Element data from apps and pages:
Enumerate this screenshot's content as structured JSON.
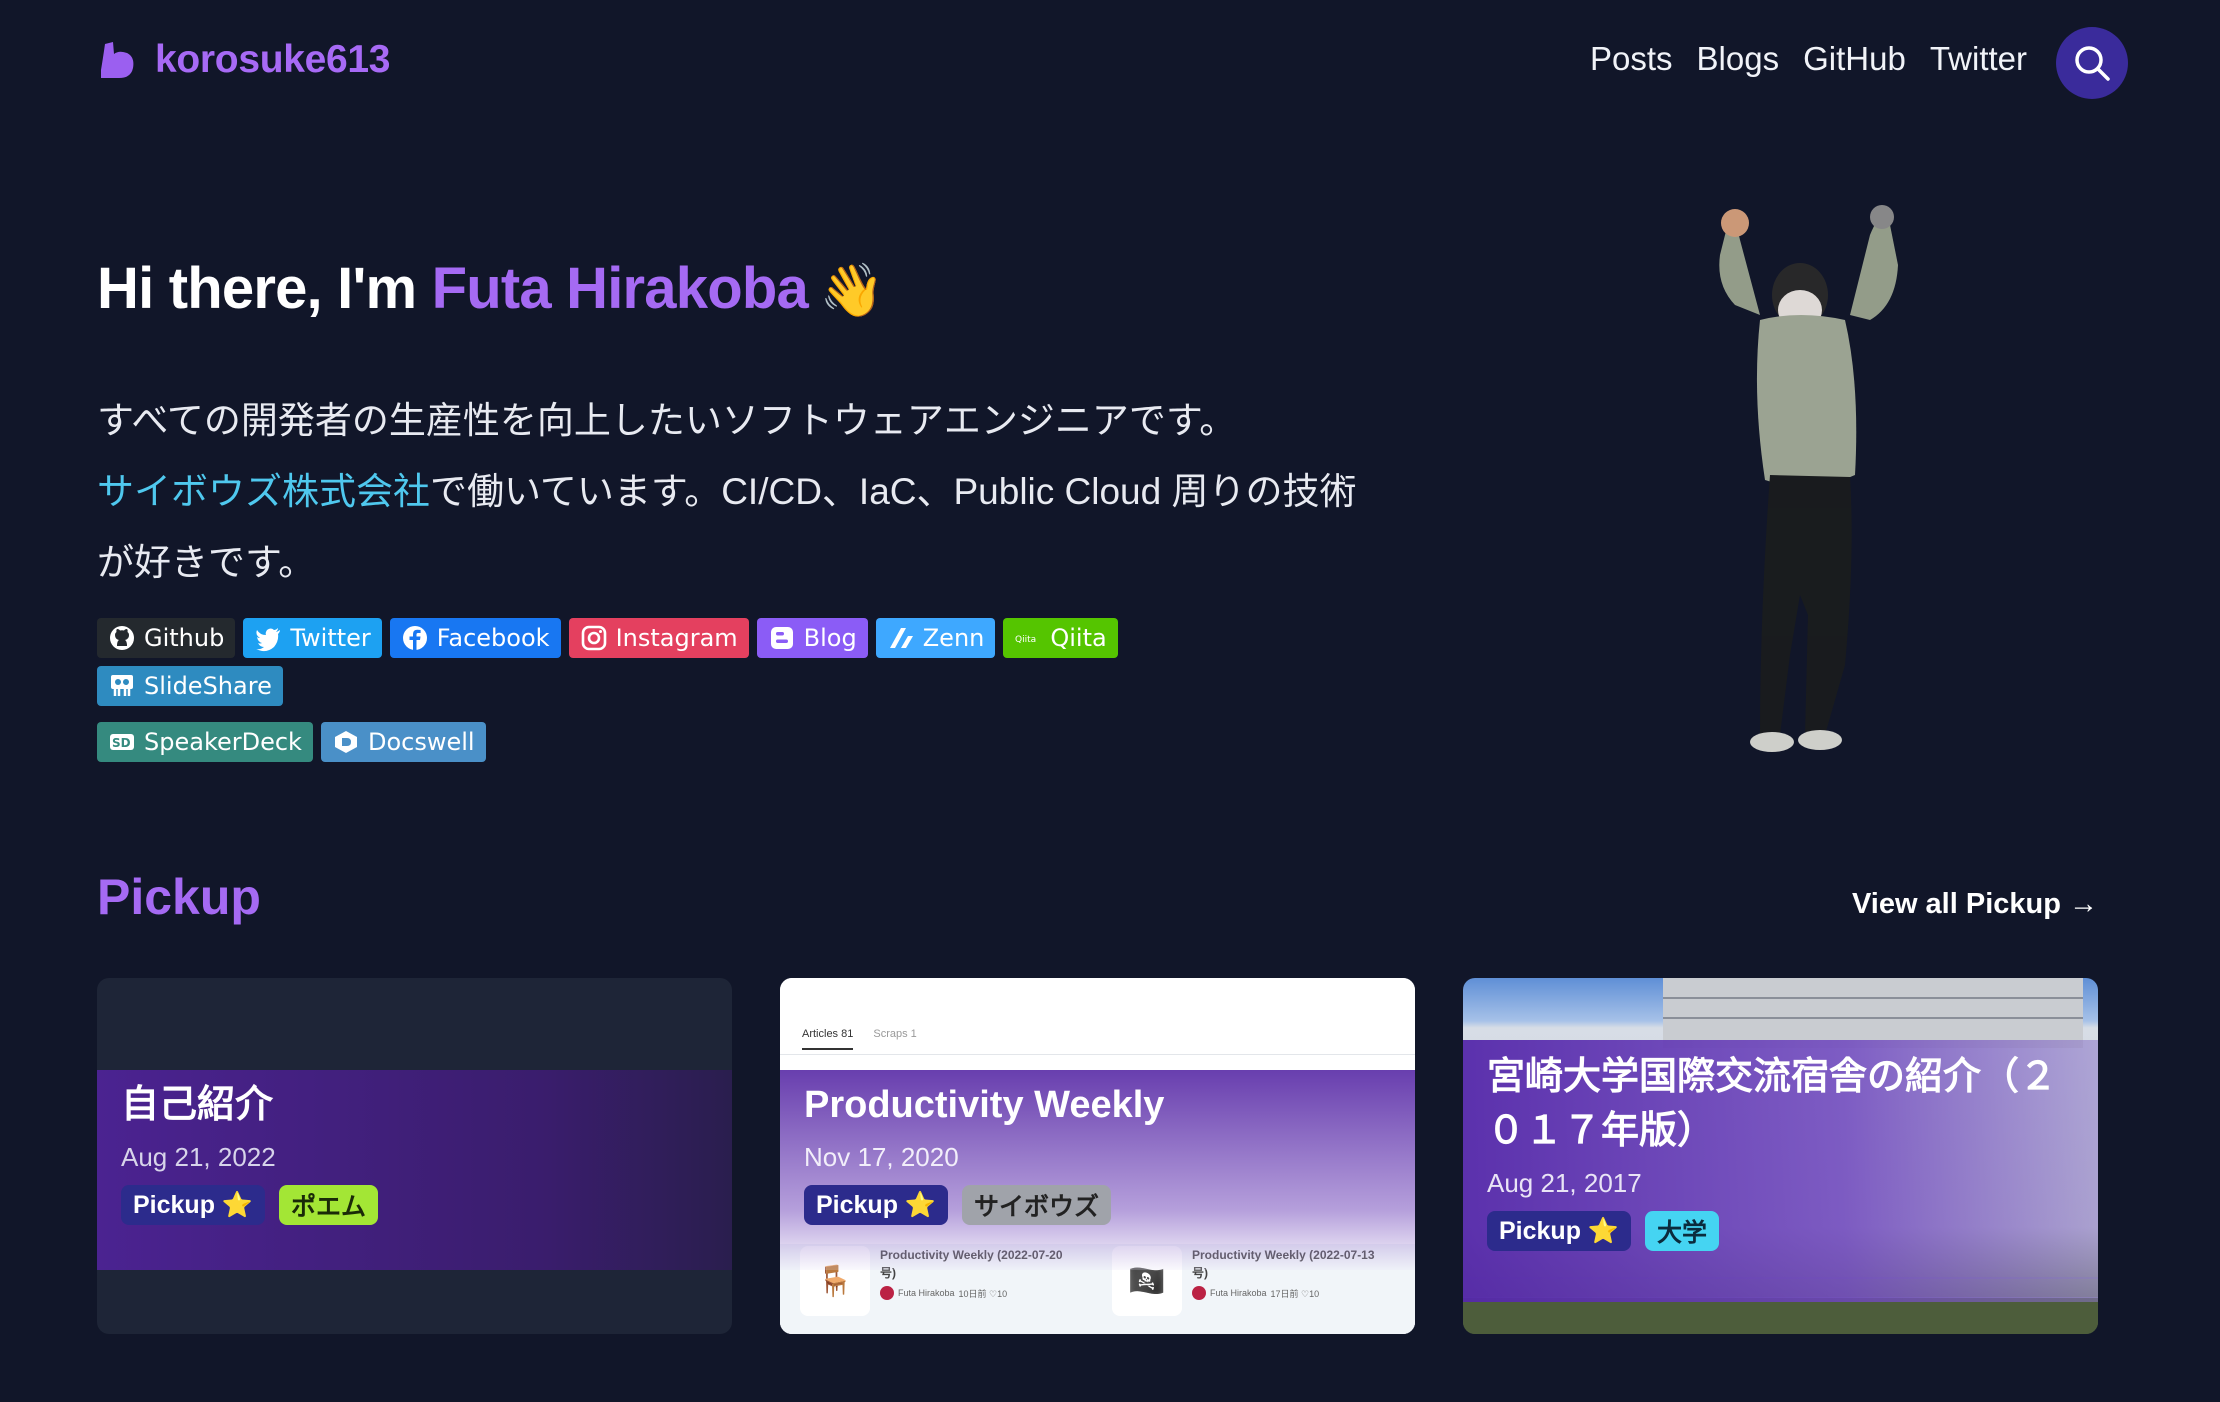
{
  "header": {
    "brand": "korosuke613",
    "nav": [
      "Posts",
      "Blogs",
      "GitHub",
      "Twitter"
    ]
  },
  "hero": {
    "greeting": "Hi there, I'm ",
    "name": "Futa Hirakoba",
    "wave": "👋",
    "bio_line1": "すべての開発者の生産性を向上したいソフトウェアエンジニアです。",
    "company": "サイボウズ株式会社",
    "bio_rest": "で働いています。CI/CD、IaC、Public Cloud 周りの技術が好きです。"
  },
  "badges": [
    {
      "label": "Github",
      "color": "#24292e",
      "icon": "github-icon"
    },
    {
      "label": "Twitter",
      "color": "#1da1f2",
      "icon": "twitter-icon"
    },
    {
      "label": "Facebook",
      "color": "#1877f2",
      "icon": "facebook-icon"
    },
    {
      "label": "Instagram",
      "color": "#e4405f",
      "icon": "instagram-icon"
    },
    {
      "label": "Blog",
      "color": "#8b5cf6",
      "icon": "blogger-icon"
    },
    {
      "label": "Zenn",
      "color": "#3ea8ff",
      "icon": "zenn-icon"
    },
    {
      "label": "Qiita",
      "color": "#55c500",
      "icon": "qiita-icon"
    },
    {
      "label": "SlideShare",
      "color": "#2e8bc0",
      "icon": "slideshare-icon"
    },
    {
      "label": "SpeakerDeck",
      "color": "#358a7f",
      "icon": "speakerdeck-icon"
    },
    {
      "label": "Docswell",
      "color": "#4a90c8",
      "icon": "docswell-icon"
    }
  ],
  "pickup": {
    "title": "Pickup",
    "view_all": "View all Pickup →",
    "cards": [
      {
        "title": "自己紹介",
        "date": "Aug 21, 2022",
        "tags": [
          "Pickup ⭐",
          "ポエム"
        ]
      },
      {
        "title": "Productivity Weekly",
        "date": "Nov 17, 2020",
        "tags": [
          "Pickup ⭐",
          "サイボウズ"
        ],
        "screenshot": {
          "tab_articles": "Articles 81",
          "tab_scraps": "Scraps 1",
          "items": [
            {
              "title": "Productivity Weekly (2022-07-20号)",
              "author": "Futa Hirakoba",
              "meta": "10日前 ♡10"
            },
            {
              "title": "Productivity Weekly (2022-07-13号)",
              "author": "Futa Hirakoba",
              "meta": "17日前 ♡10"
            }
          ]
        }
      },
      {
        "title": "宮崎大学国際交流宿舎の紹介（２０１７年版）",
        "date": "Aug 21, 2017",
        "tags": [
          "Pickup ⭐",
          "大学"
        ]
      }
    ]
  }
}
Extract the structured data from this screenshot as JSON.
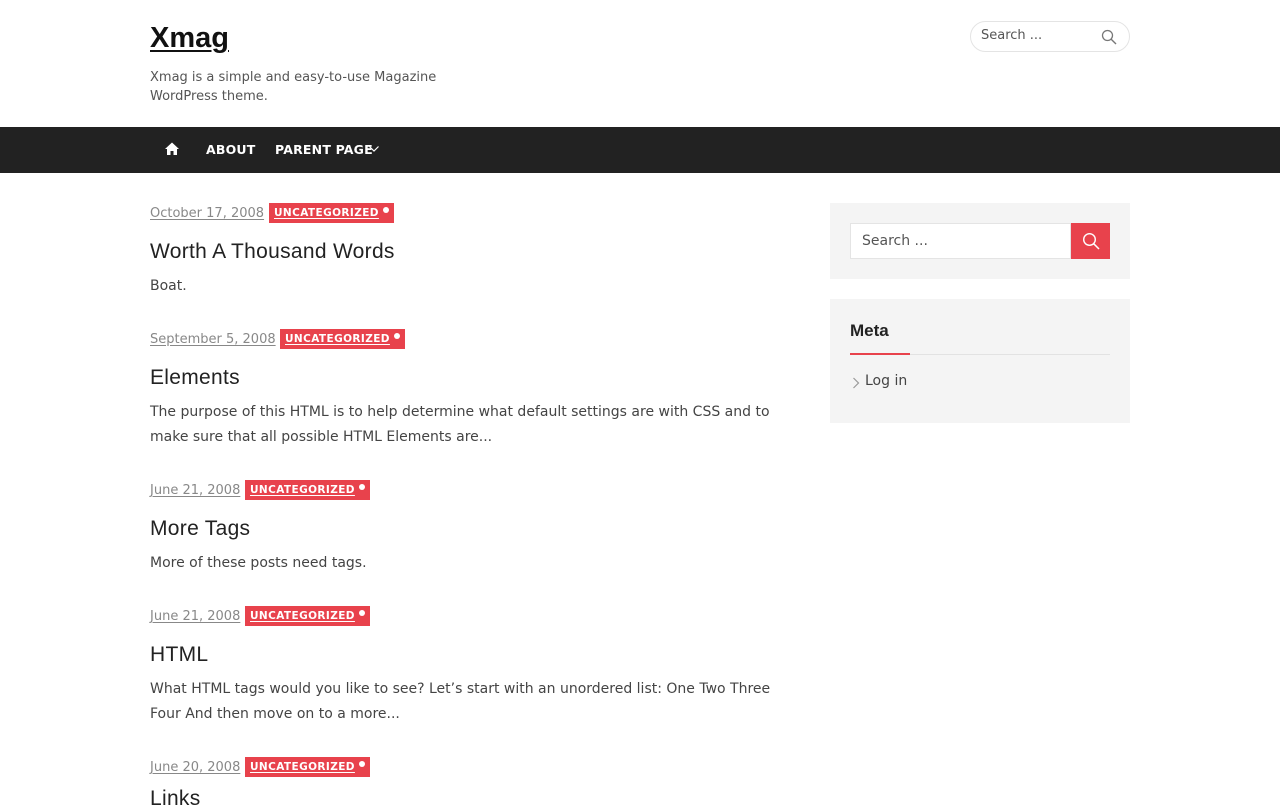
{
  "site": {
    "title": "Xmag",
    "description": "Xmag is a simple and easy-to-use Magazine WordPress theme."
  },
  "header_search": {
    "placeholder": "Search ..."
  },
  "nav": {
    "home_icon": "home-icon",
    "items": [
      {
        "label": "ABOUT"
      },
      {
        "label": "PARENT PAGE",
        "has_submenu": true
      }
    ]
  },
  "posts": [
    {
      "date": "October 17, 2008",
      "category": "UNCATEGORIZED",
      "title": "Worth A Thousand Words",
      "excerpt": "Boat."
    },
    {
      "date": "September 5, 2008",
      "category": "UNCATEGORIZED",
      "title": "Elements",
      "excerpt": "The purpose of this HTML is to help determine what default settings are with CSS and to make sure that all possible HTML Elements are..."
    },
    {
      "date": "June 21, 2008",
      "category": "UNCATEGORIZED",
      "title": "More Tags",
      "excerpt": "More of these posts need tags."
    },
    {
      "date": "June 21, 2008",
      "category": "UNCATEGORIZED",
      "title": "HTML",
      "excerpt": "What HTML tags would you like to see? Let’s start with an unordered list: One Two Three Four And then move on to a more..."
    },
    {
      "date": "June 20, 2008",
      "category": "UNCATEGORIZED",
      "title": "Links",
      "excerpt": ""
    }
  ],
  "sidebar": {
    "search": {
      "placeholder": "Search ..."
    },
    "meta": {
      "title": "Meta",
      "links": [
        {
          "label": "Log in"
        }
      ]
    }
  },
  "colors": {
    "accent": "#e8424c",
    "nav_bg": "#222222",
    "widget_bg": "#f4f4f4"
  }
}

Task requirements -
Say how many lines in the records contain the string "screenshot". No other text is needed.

Reply to the task -
3